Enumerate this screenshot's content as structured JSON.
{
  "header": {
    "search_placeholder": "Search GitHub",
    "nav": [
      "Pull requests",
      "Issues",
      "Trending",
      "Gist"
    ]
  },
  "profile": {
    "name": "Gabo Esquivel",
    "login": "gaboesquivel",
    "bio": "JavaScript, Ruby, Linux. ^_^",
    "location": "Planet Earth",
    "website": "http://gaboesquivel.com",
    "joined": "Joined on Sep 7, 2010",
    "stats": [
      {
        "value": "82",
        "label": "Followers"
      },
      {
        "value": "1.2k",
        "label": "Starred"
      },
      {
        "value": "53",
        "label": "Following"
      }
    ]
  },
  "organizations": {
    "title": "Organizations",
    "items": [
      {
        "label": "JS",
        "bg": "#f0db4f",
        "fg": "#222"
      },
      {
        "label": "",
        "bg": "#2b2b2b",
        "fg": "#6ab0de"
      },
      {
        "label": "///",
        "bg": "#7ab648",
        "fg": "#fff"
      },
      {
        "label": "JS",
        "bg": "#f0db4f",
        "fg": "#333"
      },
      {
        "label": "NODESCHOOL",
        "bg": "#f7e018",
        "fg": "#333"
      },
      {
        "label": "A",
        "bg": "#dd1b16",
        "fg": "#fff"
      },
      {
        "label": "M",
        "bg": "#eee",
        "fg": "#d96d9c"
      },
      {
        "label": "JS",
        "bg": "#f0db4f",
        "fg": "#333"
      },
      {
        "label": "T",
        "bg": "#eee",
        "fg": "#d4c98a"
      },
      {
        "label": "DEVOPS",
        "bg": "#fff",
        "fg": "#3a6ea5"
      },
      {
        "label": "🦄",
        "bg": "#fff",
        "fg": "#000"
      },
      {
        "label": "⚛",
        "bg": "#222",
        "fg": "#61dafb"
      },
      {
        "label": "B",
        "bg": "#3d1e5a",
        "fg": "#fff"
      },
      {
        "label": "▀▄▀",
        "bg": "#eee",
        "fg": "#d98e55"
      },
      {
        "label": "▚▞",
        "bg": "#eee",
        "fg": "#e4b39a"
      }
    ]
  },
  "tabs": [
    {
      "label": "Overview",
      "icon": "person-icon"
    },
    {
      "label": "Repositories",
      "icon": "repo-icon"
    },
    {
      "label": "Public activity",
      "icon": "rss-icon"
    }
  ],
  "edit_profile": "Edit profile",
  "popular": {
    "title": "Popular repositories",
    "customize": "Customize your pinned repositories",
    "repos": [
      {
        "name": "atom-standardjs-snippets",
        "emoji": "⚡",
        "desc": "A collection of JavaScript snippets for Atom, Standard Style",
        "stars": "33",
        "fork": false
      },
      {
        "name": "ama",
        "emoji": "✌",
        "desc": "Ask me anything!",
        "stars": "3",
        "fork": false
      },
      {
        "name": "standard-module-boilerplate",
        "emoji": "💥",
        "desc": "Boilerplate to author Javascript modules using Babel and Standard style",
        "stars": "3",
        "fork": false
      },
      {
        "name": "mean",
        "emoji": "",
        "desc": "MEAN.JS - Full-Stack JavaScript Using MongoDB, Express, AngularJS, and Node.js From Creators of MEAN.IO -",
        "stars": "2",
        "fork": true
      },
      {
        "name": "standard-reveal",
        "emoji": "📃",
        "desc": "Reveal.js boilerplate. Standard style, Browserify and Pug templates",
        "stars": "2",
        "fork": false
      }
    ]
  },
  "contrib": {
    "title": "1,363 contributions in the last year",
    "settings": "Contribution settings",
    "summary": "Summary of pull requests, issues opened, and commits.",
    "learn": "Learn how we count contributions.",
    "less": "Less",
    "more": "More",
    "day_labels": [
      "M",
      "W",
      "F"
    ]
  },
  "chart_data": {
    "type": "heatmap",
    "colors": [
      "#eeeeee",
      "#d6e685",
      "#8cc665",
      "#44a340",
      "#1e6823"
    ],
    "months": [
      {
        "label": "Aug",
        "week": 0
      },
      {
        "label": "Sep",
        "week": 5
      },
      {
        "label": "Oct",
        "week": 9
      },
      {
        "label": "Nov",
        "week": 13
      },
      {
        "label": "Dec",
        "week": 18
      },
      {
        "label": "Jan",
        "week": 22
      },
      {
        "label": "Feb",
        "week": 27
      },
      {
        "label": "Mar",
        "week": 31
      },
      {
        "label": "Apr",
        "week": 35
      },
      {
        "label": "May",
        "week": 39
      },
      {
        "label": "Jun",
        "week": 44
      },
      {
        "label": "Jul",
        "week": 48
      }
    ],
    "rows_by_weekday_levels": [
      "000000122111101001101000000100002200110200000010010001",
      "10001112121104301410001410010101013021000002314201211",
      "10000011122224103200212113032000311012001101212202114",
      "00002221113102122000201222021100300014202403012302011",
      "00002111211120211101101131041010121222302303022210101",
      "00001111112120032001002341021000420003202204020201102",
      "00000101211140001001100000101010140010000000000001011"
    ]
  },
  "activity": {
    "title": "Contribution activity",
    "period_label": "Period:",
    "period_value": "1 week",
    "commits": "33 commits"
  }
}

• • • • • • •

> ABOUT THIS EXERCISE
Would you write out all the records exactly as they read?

> OUTPUT OF THE EXERCISE
Enumerate this screenshot's content as structured JSON.
{
  "header": {
    "search_placeholder": "Search GitHub",
    "nav": [
      "Pull requests",
      "Issues",
      "Trending",
      "Gist"
    ]
  },
  "profile": {
    "name": "Gabo Esquivel",
    "login": "gaboesquivel",
    "bio": "JavaScript, Ruby, Linux. ^_^",
    "location": "Planet Earth",
    "website": "http://gaboesquivel.com",
    "joined": "Joined on Sep 7, 2010",
    "stats": [
      {
        "value": "82",
        "label": "Followers"
      },
      {
        "value": "1.2k",
        "label": "Starred"
      },
      {
        "value": "53",
        "label": "Following"
      }
    ]
  },
  "organizations": {
    "title": "Organizations",
    "items": [
      {
        "label": "JS",
        "bg": "#f0db4f",
        "fg": "#222"
      },
      {
        "label": "",
        "bg": "#2b2b2b",
        "fg": "#6ab0de"
      },
      {
        "label": "///",
        "bg": "#7ab648",
        "fg": "#fff"
      },
      {
        "label": "JS",
        "bg": "#f0db4f",
        "fg": "#333"
      },
      {
        "label": "NODESCHOOL",
        "bg": "#f7e018",
        "fg": "#333"
      },
      {
        "label": "A",
        "bg": "#dd1b16",
        "fg": "#fff"
      },
      {
        "label": "M",
        "bg": "#eee",
        "fg": "#d96d9c"
      },
      {
        "label": "JS",
        "bg": "#f0db4f",
        "fg": "#333"
      },
      {
        "label": "T",
        "bg": "#eee",
        "fg": "#d4c98a"
      },
      {
        "label": "DEVOPS",
        "bg": "#fff",
        "fg": "#3a6ea5"
      },
      {
        "label": "🦄",
        "bg": "#fff",
        "fg": "#000"
      },
      {
        "label": "⚛",
        "bg": "#222",
        "fg": "#61dafb"
      },
      {
        "label": "B",
        "bg": "#3d1e5a",
        "fg": "#fff"
      },
      {
        "label": "▀▄▀",
        "bg": "#eee",
        "fg": "#d98e55"
      },
      {
        "label": "▚▞",
        "bg": "#eee",
        "fg": "#e4b39a"
      }
    ]
  },
  "tabs": [
    {
      "label": "Overview",
      "icon": "person-icon"
    },
    {
      "label": "Repositories",
      "icon": "repo-icon"
    },
    {
      "label": "Public activity",
      "icon": "rss-icon"
    }
  ],
  "edit_profile": "Edit profile",
  "popular": {
    "title": "Popular repositories",
    "customize": "Customize your pinned repositories",
    "repos": [
      {
        "name": "atom-standardjs-snippets",
        "emoji": "⚡",
        "desc": "A collection of JavaScript snippets for Atom, Standard Style",
        "stars": "33",
        "fork": false
      },
      {
        "name": "ama",
        "emoji": "✌",
        "desc": "Ask me anything!",
        "stars": "3",
        "fork": false
      },
      {
        "name": "standard-module-boilerplate",
        "emoji": "💥",
        "desc": "Boilerplate to author Javascript modules using Babel and Standard style",
        "stars": "3",
        "fork": false
      },
      {
        "name": "mean",
        "emoji": "",
        "desc": "MEAN.JS - Full-Stack JavaScript Using MongoDB, Express, AngularJS, and Node.js From Creators of MEAN.IO -",
        "stars": "2",
        "fork": true
      },
      {
        "name": "standard-reveal",
        "emoji": "📃",
        "desc": "Reveal.js boilerplate. Standard style, Browserify and Pug templates",
        "stars": "2",
        "fork": false
      }
    ]
  },
  "contrib": {
    "title": "1,363 contributions in the last year",
    "settings": "Contribution settings",
    "summary": "Summary of pull requests, issues opened, and commits.",
    "learn": "Learn how we count contributions.",
    "less": "Less",
    "more": "More",
    "day_labels": [
      "M",
      "W",
      "F"
    ]
  },
  "chart_data": {
    "type": "heatmap",
    "colors": [
      "#eeeeee",
      "#d6e685",
      "#8cc665",
      "#44a340",
      "#1e6823"
    ],
    "months": [
      {
        "label": "Aug",
        "week": 0
      },
      {
        "label": "Sep",
        "week": 5
      },
      {
        "label": "Oct",
        "week": 9
      },
      {
        "label": "Nov",
        "week": 13
      },
      {
        "label": "Dec",
        "week": 18
      },
      {
        "label": "Jan",
        "week": 22
      },
      {
        "label": "Feb",
        "week": 27
      },
      {
        "label": "Mar",
        "week": 31
      },
      {
        "label": "Apr",
        "week": 35
      },
      {
        "label": "May",
        "week": 39
      },
      {
        "label": "Jun",
        "week": 44
      },
      {
        "label": "Jul",
        "week": 48
      }
    ],
    "rows_by_weekday_levels": [
      "000000122111101001101000000100002200110200000010010001",
      "10001112121104301410001410010101013021000002314201211",
      "10000011122224103200212113032000311012001101212202114",
      "00002221113102122000201222021100300014202403012302011",
      "00002111211120211101101131041010121222302303022210101",
      "00001111112120032001002341021000420003202204020201102",
      "00000101211140001001100000101010140010000000000001011"
    ]
  },
  "activity": {
    "title": "Contribution activity",
    "period_label": "Period:",
    "period_value": "1 week",
    "commits": "33 commits"
  }
}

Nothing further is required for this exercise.